In Tampa, Florida, seven individuals were charged in a variety of schemes, ranging from fraudulent physical therapy billings to a scheme involving millions of dollars in physician services and tests that never occurred . In one case, five individuals were charged for their alleged roles in a $12 million health care fraud and money laundering scheme that involved billing Medicare using names of beneficiaries from Miami-Dade County for services purportedly provided in Tampa area clinics, 280 miles away. The defendants then allegedly laundered the proceeds through a number of transactions involving several shell entities.
In Brooklyn, New York, the Strike Force announced an indictment against Syed Imran Ahmed, M.D., in connection with his alleged $85 million scheme involving billings for surgeries that never occurred; Dr. Ahmed had been arrested last month and charged by complaint. Dr. Ahmed has charged with health care fraud and making false statements. In addition, the Brooklyn Strike Force charged six other individuals, including a physician and two billers who allegedly concocted a $14.4 million scheme in which they recruited elderly Medicare beneficiaries and billed Medicare for medically unnecessary vitamin infusions, diagnostic tests and physical and occupational therapy supposedly provided to these patients.

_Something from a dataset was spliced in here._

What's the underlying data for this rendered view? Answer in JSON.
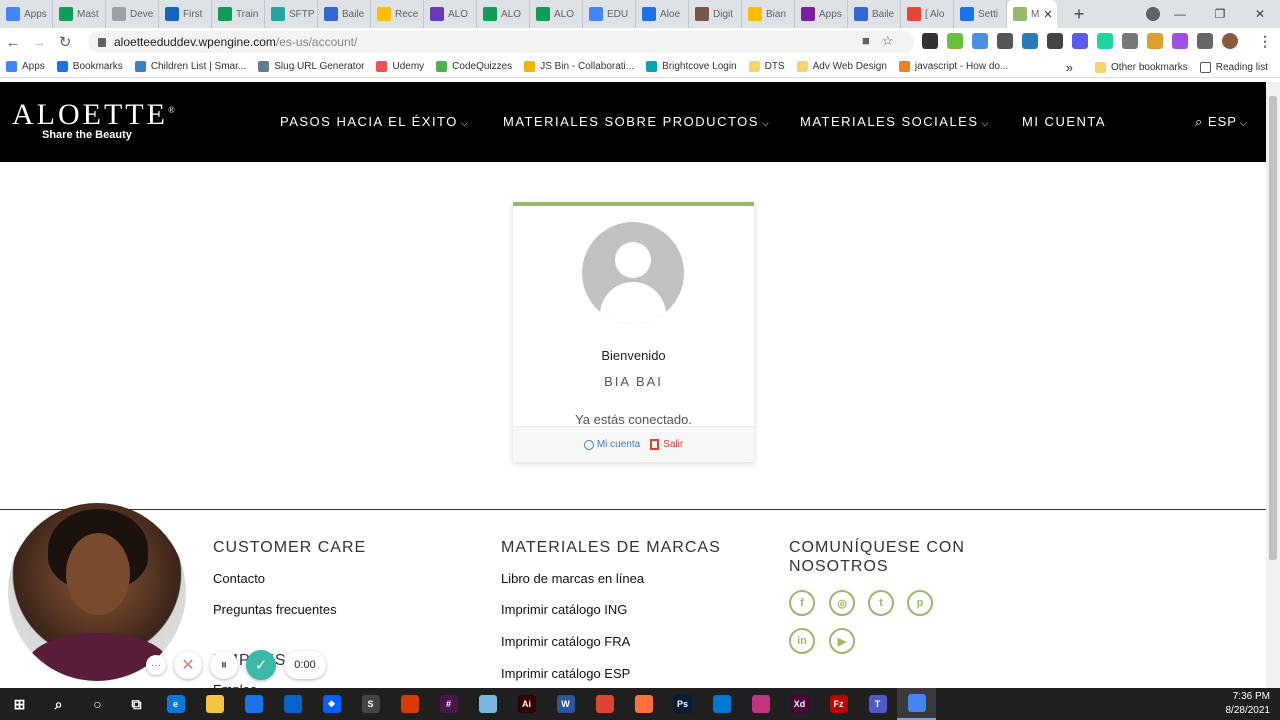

The cases announced today are being prosecuted and investigated by Medicare Fraud Strike Force teams comprised of attorneys from the Fraud Section of the Justice Department's Criminal Division and from the U.S. Attorney's Offices for the Southern District of Florida, the Eastern District of Michigan, the Eastern District of New York, the Southern District of Texas, the Central District of California, the Middle District of Louisiana, the Northern District of Illinois and the Middle District of Florida; and agents from the FBI, HHS-OIG and state Medicaid Fraud Control Units.
A complaint or indictment is merely an accusation, and defendants are presumed innocent unless and until proven guilty.
To learn more about HEAT, go to: www.stopmedicarefraud.gov .
Read this original document at: http://www.aging.senate.gov/press-releases/lawmakers-join-all-out-push-to-combat-medicare-fraud